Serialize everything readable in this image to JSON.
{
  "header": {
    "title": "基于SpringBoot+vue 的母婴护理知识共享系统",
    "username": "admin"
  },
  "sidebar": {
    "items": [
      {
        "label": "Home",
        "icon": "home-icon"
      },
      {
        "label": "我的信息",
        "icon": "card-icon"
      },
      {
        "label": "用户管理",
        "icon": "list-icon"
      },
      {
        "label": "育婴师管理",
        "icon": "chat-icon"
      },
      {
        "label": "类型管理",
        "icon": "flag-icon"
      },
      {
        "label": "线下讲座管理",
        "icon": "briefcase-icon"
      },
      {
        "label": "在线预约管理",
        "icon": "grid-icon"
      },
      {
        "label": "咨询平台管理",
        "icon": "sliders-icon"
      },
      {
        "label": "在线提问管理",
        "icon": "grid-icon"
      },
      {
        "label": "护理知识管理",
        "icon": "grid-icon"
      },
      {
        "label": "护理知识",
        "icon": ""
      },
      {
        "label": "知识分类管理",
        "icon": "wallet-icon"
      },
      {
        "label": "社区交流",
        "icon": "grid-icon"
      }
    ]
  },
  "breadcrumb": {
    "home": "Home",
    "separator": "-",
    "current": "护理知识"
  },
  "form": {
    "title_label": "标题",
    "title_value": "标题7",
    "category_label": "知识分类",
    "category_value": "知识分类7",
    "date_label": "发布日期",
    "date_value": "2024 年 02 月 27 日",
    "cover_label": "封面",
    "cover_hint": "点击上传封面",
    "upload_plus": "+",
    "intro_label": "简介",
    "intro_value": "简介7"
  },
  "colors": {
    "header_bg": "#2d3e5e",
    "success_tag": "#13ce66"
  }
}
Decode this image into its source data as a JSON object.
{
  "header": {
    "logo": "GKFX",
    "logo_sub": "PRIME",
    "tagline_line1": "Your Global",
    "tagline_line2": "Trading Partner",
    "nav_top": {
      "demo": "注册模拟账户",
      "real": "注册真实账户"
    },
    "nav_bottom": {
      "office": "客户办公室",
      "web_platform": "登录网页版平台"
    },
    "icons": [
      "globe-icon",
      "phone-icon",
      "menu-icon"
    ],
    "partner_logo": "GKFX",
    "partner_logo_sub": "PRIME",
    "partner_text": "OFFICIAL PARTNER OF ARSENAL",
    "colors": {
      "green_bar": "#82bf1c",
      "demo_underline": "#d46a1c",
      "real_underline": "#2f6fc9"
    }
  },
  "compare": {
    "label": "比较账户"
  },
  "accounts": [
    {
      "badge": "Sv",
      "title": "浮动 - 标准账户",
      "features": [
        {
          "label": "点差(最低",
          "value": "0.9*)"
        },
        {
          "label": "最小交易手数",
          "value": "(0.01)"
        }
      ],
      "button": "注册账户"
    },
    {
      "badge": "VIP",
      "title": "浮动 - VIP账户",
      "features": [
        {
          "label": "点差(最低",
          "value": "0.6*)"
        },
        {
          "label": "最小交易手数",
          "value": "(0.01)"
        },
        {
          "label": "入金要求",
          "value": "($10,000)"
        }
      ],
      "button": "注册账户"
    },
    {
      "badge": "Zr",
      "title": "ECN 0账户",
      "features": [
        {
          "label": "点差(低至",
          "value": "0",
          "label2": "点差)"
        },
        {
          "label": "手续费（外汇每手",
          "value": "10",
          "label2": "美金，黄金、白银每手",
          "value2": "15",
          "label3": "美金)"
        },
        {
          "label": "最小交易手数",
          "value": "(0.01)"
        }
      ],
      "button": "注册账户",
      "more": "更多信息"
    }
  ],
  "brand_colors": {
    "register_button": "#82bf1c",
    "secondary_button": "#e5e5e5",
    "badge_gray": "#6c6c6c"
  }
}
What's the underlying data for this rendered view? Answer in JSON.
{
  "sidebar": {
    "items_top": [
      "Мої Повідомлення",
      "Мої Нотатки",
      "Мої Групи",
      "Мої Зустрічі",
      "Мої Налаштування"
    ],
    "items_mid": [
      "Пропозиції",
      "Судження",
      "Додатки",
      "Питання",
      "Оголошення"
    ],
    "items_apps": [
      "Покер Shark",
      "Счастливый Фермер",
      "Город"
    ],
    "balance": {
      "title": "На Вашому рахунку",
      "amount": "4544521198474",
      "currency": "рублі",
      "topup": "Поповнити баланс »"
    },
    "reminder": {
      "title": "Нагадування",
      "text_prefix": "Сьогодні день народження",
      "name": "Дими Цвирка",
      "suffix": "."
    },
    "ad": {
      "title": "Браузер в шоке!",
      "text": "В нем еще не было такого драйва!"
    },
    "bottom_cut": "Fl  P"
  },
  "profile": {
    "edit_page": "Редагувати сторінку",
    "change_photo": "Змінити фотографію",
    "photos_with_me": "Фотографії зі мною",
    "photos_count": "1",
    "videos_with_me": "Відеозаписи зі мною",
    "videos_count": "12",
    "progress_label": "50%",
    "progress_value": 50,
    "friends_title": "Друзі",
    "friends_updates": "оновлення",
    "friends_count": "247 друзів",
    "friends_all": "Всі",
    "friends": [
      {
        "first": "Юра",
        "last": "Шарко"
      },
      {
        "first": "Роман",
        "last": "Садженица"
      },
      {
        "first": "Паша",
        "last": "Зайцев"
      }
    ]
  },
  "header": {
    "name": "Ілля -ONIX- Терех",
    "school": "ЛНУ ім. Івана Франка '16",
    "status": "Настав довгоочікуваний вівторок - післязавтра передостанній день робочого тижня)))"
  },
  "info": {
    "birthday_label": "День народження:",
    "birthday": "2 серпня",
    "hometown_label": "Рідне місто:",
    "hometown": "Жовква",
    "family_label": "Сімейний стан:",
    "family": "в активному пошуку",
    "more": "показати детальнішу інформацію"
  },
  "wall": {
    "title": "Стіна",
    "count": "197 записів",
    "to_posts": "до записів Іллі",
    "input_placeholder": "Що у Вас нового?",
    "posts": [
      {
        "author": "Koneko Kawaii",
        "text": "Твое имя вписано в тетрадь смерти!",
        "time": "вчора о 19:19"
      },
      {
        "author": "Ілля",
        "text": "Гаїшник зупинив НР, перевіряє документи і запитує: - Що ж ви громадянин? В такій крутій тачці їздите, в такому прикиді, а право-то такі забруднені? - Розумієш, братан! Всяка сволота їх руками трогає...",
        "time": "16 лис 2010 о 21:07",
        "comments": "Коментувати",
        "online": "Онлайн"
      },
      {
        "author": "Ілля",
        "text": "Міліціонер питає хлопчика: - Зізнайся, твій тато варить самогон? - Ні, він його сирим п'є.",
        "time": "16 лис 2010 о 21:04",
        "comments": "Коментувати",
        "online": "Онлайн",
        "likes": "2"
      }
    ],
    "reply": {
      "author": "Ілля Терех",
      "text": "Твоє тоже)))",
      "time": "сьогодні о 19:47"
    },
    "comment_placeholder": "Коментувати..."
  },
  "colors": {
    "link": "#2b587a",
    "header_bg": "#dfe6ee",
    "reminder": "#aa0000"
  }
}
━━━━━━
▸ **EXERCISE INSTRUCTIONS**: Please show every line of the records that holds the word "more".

▸ **OUTPUT OF THE TASK**:
      "more": "更多信息"
    "more": "показати детальнішу інформацію"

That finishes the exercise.